Keywords are phrases and words that hiring managers and job posters use to identify potential candidates. So each job post you come across, even if it’s not a good fit, should be read to find out what common phrases come up.
For example, if you see the phrase ‘cross-functional’ appearing multiple times in numerous posts then it’s an industry keyword. If there is a product or platform you have used that shows up multiple times, it’s a professional keyword.
Why should you care? Because when internal and external recruiters search for candidates or review your resume/profile they might be looking for these keywords. Make certain to include them.
Example: A recruiter is looking for someone with experience in SalesForce and Customer Experience. If you have both of those keywords in your profile, the recruiter has a far better chance of finding you than not. Additionally, if you apply for a position that lists both those keywords, the Applicant Tracking System will probably put you to the top of the list if those keywords are present.
You can also use these keywords in your online searches.

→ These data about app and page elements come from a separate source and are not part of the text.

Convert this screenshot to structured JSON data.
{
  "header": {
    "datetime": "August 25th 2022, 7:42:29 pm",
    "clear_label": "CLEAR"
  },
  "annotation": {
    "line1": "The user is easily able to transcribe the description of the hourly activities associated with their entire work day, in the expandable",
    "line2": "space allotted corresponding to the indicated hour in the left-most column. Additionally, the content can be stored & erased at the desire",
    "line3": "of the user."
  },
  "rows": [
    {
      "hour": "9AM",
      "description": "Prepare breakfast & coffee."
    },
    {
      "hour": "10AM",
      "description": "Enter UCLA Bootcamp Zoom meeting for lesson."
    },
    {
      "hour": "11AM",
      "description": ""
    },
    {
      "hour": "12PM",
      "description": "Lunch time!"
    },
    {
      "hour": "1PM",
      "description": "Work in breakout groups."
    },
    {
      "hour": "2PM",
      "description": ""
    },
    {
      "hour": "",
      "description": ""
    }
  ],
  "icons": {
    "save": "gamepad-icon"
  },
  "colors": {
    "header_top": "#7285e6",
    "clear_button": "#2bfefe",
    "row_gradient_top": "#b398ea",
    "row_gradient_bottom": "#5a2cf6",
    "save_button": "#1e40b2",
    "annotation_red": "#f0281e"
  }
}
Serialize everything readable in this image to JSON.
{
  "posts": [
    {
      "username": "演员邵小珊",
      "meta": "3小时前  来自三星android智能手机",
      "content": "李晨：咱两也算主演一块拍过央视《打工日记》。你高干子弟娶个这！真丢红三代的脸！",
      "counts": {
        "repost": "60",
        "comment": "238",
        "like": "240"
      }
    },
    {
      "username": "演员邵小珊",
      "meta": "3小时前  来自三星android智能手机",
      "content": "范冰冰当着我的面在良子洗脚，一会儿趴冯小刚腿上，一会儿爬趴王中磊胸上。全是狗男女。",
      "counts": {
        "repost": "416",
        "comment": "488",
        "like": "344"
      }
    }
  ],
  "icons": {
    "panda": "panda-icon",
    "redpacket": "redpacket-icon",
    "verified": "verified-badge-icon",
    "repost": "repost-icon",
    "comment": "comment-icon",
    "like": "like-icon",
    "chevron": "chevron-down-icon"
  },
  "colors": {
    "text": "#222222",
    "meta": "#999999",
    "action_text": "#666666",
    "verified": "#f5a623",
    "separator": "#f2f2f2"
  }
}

What about the so-called ‘Hidden’ jobs?
You may have or read about how not all jobs that are open are posted publicly.
This is true.
There are many reasons for why an employer might not want to broadcast an opening. This bottom line is that the only way to find them is to connect with people who know about them.
That’s right- the best and only way to find ‘hidden’ jobs is to NETWORK.
By some estimates over 80% of jobs are found through networking, not through applications to a position.
Why is that? Because hiring someone is a risky and expensive proposition from a viewpoint of the employer and people who come from referred from a trusted source have a higher rate of return on the investment.
So get ready to go beyond applying for jobs and PROACTIVELY start making professional connections that will build your network. That is the secret to hidden jobs- they are available to trusted colleagues, not the public.
Your resume, LinkedIn profile, cover letter, and search strategy are all tools in your career marketing campaign. Networking is the next tool you need to add. The good news is that all the work you’ve done so far builds the foundation you need to truly succeed in the networking game.
Putting it all together (crafting a strategy)
So, now that you know what it takes to find a job online you might be asking yourself:
Where do I go next?
- The simplest answer is to get to work. Take these final tips with you as you get started, they’ll help you along the way:
- The more effort you apply to the search, the more likely you’ll find results.
- Keep adjusting until you find a way that works for you, just don’t quit.
- Don’t be afraid of rejection- it’s a reality of the job market. Nobody likes it but it’s not personal.
- Instead of looking for your ‘dream job’ look instead for the dream IN the job – focus on how you do your best work and look for ways to do that.
- Network, network, network – you’ll find this easier the more people you have working with you.
- Lead with an offer, not an ask. To get help, start by giving help.
So what if you get stuck?
Merrfeld wants to help you! Visit our page to learn more about some of the services we offer- we help people every day find out how to navigate the tricky waters of the job market. Reach out to us directly via email or schedule a consultation via phone.
Best of luck to you on your career journey!
The Merrfeld Team